Stored dataset items:
________
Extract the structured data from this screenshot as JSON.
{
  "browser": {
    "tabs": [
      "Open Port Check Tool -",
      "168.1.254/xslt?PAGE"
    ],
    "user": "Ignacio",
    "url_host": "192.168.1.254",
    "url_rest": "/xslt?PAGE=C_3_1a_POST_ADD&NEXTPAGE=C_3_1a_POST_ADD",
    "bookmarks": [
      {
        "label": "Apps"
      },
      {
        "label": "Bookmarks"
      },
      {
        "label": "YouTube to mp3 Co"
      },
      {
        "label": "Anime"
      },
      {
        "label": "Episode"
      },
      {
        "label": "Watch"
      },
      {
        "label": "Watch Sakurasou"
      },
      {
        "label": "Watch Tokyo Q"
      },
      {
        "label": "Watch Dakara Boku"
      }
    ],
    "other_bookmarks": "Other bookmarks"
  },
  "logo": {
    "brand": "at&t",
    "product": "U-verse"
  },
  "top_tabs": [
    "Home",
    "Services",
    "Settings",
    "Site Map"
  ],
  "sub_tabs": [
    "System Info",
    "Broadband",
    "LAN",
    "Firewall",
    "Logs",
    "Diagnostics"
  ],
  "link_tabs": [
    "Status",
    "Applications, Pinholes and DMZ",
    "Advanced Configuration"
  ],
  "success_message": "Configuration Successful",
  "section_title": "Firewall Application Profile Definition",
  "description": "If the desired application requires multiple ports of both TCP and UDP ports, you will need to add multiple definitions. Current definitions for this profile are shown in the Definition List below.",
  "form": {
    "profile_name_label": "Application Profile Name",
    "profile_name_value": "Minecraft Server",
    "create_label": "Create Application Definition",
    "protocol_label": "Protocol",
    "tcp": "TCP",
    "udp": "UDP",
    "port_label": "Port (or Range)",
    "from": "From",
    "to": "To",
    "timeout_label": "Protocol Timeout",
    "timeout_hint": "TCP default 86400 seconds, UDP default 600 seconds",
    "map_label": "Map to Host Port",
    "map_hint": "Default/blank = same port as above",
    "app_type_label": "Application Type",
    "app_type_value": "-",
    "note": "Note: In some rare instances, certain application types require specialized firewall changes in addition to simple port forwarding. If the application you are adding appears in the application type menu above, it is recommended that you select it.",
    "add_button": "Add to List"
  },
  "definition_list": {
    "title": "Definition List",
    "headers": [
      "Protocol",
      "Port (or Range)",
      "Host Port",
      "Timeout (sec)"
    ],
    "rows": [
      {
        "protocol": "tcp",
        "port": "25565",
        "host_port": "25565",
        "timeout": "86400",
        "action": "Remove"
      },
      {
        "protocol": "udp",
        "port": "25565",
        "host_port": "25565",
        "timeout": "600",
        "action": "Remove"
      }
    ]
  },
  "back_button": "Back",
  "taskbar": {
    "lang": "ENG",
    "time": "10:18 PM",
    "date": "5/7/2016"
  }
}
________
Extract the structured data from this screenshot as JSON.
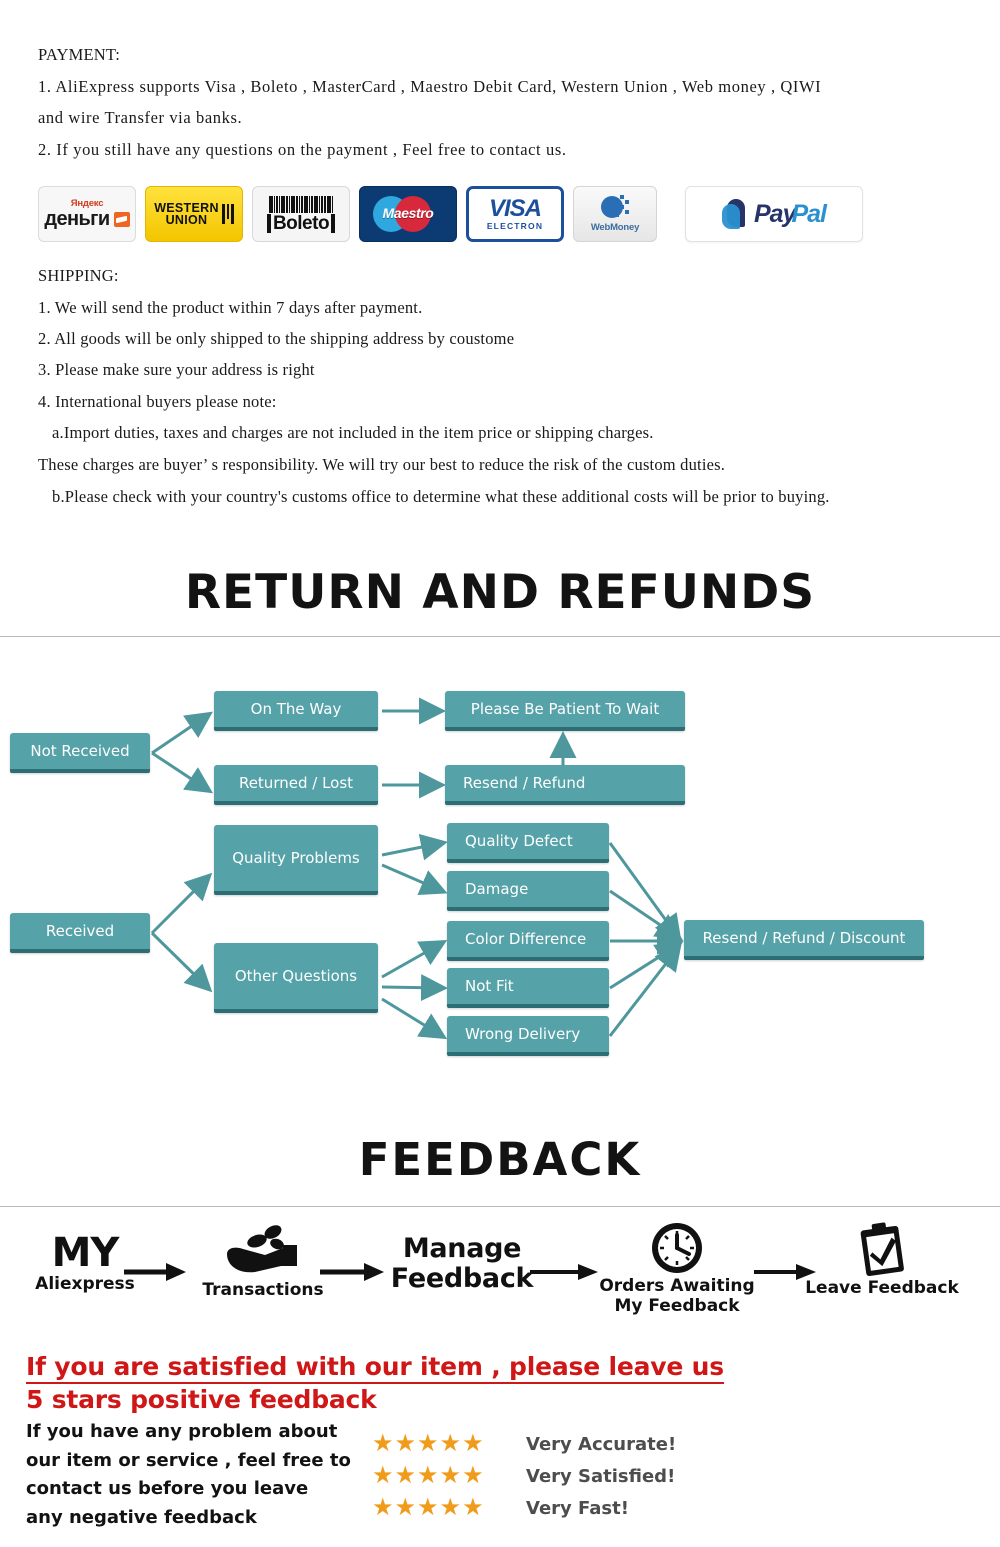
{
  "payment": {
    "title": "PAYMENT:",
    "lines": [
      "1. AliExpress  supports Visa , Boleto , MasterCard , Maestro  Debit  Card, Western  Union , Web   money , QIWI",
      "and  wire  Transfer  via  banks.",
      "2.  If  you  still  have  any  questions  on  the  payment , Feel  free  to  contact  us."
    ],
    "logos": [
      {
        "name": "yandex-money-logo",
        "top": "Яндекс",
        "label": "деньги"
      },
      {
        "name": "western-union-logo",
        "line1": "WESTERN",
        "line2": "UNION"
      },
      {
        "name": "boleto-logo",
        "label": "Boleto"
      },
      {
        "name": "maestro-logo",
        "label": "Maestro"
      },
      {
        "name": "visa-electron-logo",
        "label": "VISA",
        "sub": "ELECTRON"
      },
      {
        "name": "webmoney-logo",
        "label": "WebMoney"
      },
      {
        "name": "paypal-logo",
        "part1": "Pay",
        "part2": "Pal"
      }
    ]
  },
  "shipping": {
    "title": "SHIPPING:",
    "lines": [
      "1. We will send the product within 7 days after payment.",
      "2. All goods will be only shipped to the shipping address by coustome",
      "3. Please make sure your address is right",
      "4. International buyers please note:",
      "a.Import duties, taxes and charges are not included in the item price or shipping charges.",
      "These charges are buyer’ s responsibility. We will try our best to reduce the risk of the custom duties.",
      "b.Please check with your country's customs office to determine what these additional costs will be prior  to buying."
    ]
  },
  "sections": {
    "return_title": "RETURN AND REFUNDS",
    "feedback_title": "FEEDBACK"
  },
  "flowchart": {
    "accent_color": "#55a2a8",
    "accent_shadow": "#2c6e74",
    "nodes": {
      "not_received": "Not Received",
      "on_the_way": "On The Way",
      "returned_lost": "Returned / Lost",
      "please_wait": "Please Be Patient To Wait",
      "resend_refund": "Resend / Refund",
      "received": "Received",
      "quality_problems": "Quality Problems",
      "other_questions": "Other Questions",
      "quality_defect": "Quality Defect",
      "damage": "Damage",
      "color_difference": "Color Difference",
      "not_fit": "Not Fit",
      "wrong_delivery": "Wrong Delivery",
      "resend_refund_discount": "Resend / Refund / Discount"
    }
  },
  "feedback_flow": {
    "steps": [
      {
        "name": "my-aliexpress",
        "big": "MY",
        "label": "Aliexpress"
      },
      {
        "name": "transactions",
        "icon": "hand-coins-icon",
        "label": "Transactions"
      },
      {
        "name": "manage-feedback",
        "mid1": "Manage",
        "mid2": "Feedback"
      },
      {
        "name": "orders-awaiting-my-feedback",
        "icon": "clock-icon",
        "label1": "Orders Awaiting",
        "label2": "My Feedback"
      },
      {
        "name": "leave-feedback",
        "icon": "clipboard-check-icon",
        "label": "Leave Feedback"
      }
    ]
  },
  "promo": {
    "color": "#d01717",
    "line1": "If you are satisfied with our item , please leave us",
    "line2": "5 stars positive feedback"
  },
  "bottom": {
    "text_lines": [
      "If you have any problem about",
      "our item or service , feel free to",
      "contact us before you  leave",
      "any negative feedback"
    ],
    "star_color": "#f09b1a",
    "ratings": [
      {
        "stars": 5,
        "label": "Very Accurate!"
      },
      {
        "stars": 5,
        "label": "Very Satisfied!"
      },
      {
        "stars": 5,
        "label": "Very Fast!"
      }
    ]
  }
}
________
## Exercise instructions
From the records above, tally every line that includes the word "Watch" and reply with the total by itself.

## Task output
4